About this task → The lines to copy are those with "handle" in them. Pull each one from the entries below.

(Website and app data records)
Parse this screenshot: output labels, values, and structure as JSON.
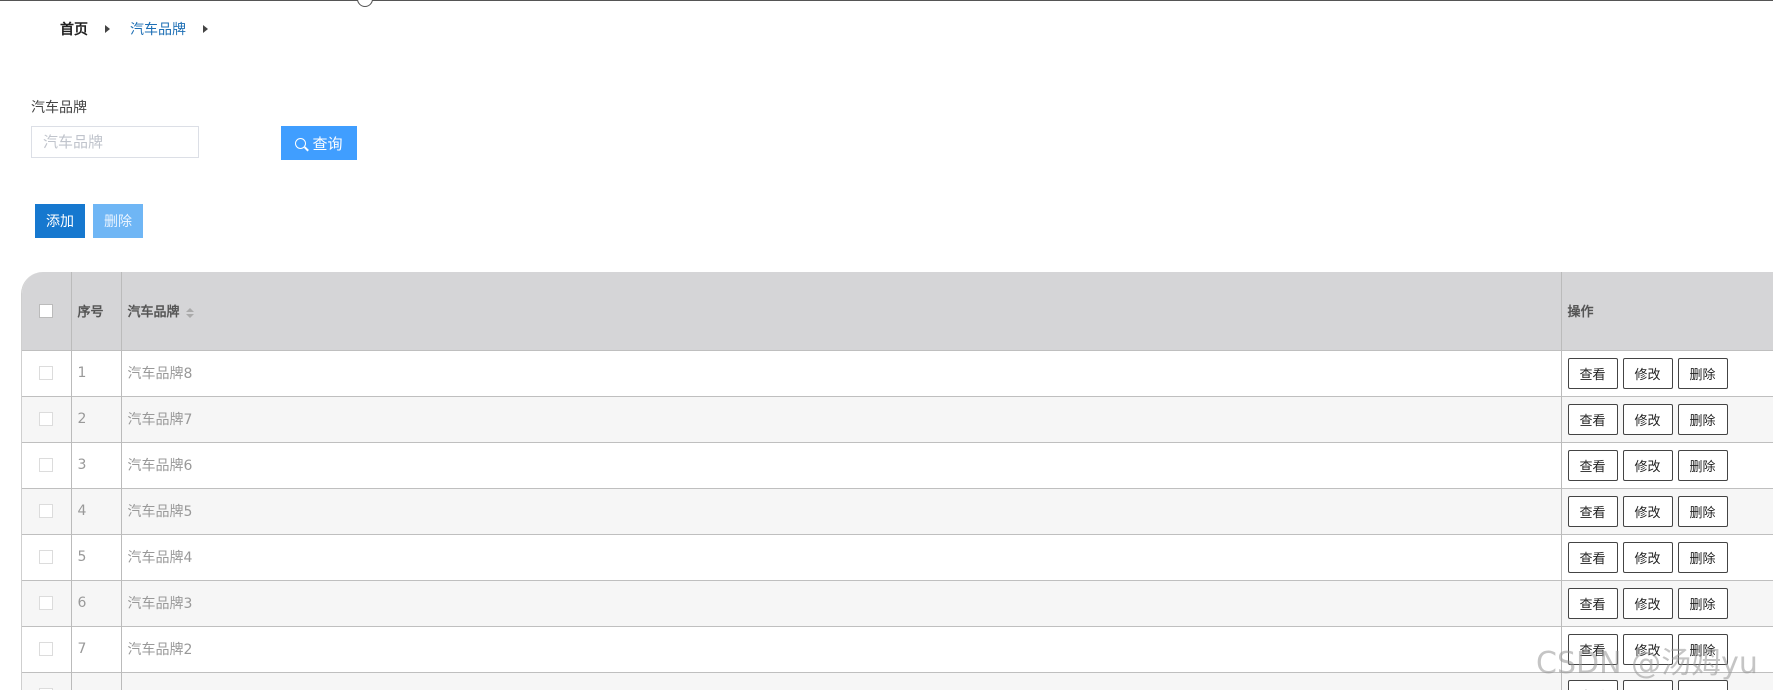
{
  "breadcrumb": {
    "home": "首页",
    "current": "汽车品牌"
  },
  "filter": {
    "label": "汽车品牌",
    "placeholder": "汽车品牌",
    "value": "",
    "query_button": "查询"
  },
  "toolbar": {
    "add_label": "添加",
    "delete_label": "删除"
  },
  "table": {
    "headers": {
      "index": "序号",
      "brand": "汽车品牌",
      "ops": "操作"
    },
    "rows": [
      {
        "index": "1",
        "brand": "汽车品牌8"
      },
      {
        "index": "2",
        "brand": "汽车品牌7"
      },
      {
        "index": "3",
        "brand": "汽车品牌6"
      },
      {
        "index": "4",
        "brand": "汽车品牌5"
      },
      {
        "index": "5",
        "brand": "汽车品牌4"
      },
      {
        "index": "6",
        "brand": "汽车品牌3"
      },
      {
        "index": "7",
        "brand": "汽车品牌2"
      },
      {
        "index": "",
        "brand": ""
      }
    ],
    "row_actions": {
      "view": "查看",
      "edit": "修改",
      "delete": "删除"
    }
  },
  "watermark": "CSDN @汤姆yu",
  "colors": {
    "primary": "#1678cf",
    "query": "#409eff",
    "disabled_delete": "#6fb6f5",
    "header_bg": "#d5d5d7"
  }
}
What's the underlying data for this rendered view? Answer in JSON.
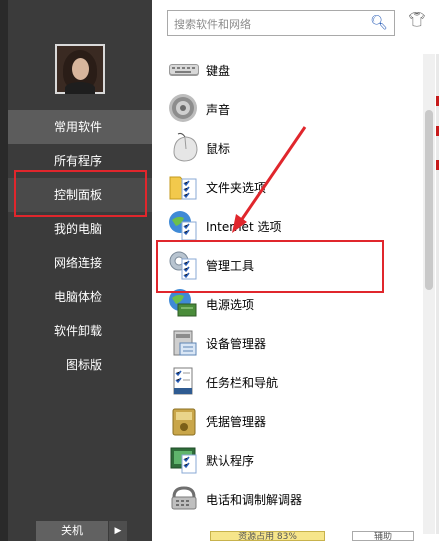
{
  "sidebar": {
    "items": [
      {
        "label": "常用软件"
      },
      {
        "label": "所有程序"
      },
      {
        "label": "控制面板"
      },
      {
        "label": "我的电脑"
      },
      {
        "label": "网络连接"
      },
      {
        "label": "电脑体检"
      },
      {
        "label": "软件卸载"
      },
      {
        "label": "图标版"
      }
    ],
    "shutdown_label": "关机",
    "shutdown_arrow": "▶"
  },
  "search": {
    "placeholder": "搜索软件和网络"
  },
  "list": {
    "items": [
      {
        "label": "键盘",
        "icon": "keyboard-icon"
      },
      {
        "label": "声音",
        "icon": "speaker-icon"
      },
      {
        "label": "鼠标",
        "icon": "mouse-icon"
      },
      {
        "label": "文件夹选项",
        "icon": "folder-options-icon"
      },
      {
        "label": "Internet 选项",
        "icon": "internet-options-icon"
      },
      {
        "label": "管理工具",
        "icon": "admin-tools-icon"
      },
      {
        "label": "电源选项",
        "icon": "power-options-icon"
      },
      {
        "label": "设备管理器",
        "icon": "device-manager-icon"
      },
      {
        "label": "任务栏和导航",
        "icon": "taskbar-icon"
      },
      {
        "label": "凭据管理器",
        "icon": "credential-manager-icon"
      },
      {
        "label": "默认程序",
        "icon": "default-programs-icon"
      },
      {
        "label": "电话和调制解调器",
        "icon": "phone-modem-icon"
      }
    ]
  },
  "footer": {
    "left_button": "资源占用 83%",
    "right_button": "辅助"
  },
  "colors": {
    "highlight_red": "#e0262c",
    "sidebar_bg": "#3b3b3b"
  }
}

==

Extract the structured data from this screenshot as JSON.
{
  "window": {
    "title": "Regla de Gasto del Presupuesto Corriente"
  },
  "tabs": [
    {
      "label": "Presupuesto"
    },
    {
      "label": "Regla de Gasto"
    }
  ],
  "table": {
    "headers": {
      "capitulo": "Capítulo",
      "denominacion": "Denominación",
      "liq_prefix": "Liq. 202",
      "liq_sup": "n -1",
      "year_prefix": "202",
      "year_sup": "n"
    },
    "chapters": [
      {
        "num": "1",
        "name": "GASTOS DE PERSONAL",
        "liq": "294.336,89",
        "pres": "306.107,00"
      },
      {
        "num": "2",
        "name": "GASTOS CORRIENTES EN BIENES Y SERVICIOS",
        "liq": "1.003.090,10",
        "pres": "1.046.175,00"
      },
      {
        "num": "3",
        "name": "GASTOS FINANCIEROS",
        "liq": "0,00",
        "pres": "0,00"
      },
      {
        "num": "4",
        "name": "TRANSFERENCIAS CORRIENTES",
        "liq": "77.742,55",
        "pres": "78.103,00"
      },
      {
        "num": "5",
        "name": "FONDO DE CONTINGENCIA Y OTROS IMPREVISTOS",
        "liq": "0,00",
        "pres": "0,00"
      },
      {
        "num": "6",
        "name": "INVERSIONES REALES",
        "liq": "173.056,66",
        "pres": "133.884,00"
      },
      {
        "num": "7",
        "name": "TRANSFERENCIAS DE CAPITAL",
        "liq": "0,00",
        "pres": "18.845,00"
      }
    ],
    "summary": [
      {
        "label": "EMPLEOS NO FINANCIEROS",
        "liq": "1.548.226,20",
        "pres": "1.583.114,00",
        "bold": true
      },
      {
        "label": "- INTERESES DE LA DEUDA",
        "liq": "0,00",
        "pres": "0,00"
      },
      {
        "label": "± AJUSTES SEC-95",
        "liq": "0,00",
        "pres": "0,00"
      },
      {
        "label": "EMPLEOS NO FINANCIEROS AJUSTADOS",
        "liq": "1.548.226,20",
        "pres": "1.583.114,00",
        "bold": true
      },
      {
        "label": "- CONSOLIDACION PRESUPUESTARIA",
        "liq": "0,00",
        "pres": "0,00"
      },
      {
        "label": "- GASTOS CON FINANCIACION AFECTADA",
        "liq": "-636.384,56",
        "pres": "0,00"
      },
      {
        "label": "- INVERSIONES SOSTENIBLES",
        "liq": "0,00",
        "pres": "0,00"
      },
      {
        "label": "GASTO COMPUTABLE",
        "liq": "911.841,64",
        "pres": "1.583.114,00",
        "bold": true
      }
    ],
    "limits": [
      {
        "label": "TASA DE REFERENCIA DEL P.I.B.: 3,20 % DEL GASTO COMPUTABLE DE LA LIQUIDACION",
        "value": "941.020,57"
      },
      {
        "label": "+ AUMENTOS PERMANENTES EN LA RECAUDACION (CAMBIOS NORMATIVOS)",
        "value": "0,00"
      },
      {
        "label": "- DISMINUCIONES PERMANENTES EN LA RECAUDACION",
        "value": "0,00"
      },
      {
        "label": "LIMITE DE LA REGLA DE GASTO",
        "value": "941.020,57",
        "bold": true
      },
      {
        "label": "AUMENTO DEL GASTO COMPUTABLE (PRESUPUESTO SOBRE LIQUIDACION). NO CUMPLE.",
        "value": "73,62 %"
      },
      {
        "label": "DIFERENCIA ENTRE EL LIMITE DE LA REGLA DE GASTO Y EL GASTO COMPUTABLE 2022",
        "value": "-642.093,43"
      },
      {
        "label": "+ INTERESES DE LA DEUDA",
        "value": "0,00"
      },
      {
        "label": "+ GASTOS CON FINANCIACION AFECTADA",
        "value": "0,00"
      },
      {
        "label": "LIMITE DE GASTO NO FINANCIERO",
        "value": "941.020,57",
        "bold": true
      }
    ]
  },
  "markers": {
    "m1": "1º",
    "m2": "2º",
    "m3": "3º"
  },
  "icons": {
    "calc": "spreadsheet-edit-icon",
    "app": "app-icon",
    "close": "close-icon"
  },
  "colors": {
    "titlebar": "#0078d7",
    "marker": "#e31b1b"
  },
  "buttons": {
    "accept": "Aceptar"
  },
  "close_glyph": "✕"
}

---

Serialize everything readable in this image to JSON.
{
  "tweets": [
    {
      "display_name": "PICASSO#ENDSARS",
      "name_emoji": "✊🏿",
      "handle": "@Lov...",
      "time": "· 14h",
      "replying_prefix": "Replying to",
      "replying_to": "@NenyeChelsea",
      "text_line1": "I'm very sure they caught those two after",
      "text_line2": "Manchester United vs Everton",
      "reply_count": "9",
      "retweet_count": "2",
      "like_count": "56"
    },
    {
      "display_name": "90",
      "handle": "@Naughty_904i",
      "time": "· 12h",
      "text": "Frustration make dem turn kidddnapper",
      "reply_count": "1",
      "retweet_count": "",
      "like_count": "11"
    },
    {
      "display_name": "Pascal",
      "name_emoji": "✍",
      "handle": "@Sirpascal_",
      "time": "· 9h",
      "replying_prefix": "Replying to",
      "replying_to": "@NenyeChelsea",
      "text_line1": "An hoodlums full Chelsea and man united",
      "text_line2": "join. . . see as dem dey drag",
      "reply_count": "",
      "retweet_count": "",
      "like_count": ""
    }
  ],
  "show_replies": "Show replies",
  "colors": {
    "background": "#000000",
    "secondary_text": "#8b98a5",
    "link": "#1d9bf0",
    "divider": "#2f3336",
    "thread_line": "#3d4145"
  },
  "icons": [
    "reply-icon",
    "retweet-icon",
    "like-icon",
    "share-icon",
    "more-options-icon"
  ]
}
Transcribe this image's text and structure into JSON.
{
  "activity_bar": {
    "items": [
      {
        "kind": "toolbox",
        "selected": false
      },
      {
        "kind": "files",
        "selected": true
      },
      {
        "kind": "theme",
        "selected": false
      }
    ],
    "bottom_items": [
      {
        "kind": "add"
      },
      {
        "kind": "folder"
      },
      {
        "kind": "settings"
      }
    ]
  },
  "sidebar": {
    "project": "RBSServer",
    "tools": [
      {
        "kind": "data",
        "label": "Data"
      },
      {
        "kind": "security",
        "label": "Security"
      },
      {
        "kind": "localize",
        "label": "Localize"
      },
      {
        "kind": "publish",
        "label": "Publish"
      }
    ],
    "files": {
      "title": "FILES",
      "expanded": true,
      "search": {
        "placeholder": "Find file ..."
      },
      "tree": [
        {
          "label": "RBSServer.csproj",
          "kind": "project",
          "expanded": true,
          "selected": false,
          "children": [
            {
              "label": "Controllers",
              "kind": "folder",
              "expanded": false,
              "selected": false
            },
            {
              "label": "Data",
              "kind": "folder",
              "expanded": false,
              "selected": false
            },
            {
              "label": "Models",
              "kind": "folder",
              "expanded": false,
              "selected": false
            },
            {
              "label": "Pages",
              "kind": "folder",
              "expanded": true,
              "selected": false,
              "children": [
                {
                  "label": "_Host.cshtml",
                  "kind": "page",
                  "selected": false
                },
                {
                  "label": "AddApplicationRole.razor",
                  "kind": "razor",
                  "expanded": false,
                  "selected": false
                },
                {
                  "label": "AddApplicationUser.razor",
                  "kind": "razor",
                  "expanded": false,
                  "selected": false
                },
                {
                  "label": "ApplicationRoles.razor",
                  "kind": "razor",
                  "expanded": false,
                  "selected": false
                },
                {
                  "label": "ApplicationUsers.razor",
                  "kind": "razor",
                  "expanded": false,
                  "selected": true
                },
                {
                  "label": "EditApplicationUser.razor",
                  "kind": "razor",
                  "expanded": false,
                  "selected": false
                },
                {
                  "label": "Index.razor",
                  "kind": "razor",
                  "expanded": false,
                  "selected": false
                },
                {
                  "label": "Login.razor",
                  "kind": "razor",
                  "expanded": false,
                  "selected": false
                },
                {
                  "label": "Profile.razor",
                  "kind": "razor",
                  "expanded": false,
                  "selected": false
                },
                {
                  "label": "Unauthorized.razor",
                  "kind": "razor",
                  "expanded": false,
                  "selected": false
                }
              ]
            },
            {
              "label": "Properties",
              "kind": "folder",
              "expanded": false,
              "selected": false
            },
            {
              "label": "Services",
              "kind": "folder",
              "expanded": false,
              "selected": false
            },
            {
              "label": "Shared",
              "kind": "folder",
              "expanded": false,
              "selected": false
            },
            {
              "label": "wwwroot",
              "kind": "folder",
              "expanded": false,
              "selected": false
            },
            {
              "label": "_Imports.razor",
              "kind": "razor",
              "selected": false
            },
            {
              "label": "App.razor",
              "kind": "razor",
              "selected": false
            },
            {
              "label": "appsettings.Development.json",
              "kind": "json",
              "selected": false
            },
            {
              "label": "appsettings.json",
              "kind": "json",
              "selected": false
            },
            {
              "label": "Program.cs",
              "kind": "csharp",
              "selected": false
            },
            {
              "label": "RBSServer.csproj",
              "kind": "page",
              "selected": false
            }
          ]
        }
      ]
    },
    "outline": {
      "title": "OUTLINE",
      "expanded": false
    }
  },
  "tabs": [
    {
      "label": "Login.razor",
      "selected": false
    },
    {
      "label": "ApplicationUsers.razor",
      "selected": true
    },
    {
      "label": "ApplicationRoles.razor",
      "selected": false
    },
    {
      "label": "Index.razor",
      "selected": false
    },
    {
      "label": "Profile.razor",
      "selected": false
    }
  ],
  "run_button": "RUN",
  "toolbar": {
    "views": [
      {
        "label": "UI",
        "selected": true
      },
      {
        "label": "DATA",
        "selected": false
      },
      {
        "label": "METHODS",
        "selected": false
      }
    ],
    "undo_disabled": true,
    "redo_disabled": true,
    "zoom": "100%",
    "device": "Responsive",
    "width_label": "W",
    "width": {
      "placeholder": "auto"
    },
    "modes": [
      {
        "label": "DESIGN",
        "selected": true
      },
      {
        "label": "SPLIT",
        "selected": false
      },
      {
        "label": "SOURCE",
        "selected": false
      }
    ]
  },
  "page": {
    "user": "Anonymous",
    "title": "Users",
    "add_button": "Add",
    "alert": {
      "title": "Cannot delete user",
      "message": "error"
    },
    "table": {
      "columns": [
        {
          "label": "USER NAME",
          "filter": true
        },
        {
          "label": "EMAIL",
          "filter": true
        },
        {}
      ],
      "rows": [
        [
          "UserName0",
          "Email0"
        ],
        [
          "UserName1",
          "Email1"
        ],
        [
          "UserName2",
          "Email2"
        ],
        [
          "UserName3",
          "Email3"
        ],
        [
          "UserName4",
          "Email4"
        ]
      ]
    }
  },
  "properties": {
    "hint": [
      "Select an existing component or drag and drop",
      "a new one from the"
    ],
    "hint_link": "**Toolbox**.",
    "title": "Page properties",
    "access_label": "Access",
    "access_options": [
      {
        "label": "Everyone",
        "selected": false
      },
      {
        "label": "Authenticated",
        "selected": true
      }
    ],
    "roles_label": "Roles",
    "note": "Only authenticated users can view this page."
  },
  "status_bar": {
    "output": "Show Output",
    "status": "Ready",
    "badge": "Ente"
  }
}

Exercise solution →
      "handle": "@Lov...",
      "handle": "@Naughty_904i",
      "handle": "@Sirpascal_",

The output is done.